Back in the early 70s, Estes released a rocket with an 8mm movie camera attached to the nose of the rocket. It was called the Estes Cineroc, and is an excellent demonstration of engineering prowess to fit a movie camera inside a cardboard tube. The Cineroc is somewhat of a collector’s item, so of course there’s a reproduction kit with a payload bay large enough for [Bob Marchese]’s 808 key fob video camera. His launch video looks awesome, has color, and doesn’t need to be mailed off to Estes to be developed.
Much better than a lightbulb and a button
Remember the old yellow (or blue, and I think maybe a red one) push-button launch controller? Equipped with an arming key (a piece of wire), batteries, and a button, that controller wasn’t much to write home about. [Joe Niven] built his own launch controller with multiple LED lights, buzzer, continuity checker, and a battery tester. Not bad for a 555 and a pair of 4000-series logic chips.

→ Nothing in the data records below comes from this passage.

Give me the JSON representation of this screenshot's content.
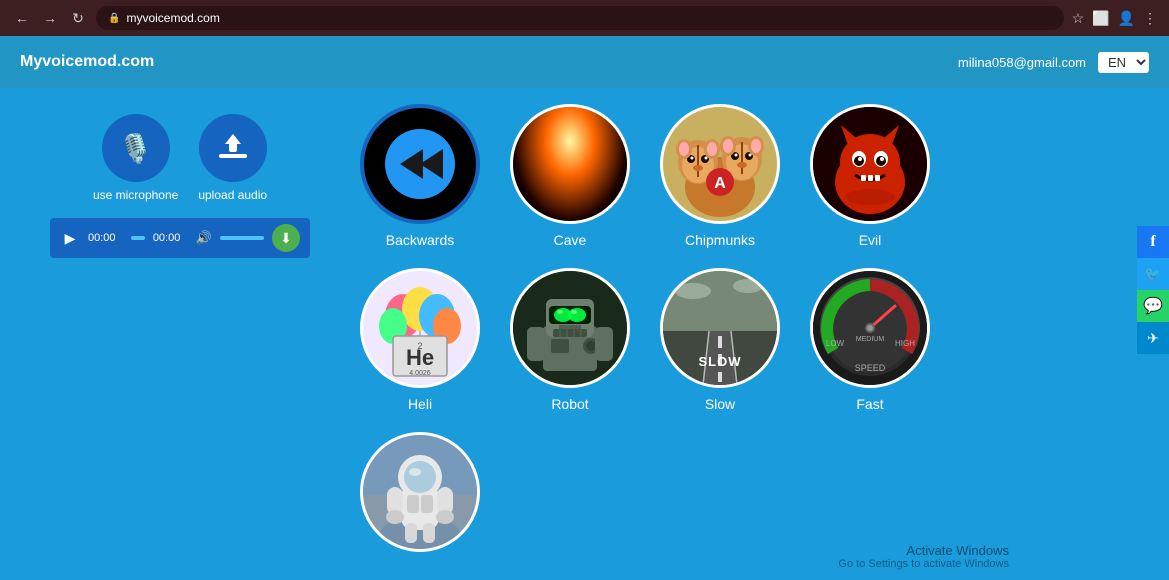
{
  "browser": {
    "url": "myvoicemod.com",
    "nav": {
      "back": "←",
      "forward": "→",
      "reload": "↺"
    }
  },
  "header": {
    "logo": "Myvoicemod.com",
    "email": "milina058@gmail.com",
    "lang": "EN"
  },
  "left_panel": {
    "mic_label": "use microphone",
    "upload_label": "upload audio",
    "player": {
      "time_current": "00:00",
      "time_total": "00:00"
    }
  },
  "voices": {
    "row1": [
      {
        "id": "backwards",
        "label": "Backwards",
        "selected": true
      },
      {
        "id": "cave",
        "label": "Cave",
        "selected": false
      },
      {
        "id": "chipmunks",
        "label": "Chipmunks",
        "selected": false
      },
      {
        "id": "evil",
        "label": "Evil",
        "selected": false
      }
    ],
    "row2": [
      {
        "id": "heli",
        "label": "Heli",
        "selected": false
      },
      {
        "id": "robot",
        "label": "Robot",
        "selected": false
      },
      {
        "id": "slow",
        "label": "Slow",
        "selected": false
      },
      {
        "id": "fast",
        "label": "Fast",
        "selected": false
      }
    ],
    "row3": [
      {
        "id": "astronaut",
        "label": "",
        "selected": false
      }
    ]
  },
  "social": {
    "facebook": "f",
    "twitter": "🐦",
    "whatsapp": "✓",
    "telegram": "✈"
  },
  "activate_windows": {
    "title": "Activate Windows",
    "subtitle": "Go to Settings to activate Windows"
  }
}
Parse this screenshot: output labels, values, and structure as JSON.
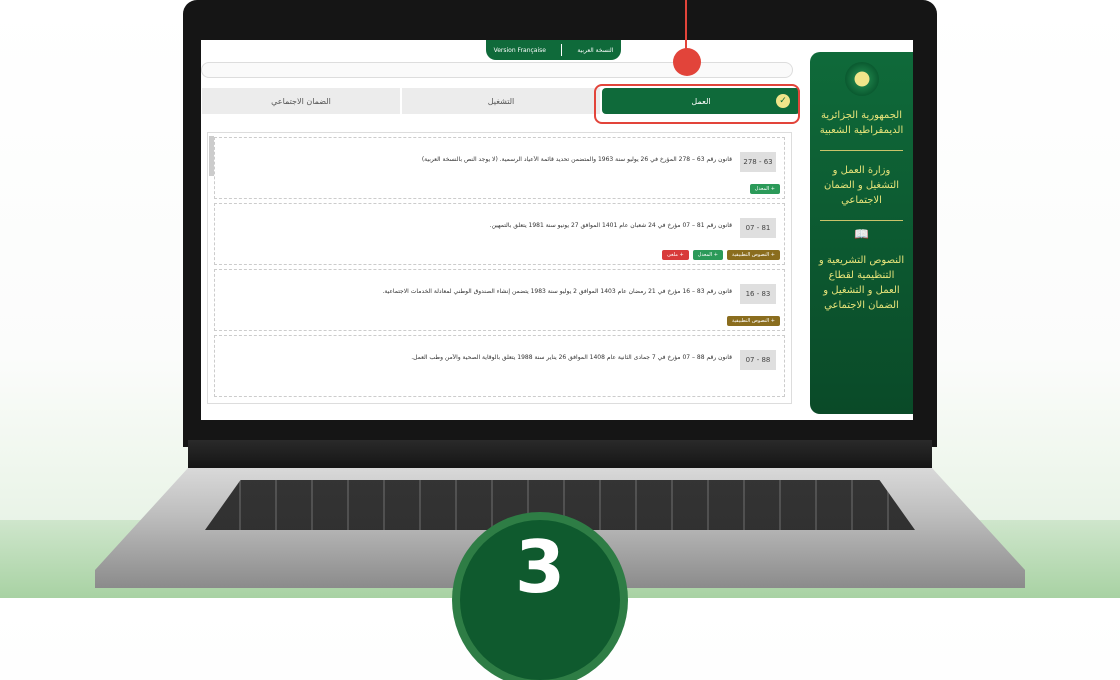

[IronJungle] had an old hard drive taking up space in his workshop, so he took it apart and wrote in to remind us how useful these old pieces of hardware can be. Aside from offering up incredibly strong magnets and donut-shaped mirrors, HDDs also come with a reliable stepper motor in tow.
He pulled theold drive apart, wiring up two of the stepper motor pins to a pair of the drive’s header pins. This allowed him to easily access the signals produced by the stepper simply by hooking up a small JST connector to the back of the drive.
From there, he can use the drive for any number of purposes. For the sake of discussion, [IronJungle] used it to flash an LED as seen in the video below – something he willingly admits is no great feat. However, stepper motors can be used for in a wide array of projects, both simple and complex. Be sure to share your favorite use for salvaged HDD motors in the comments.
Continue reading “Repurposing old HDD Components”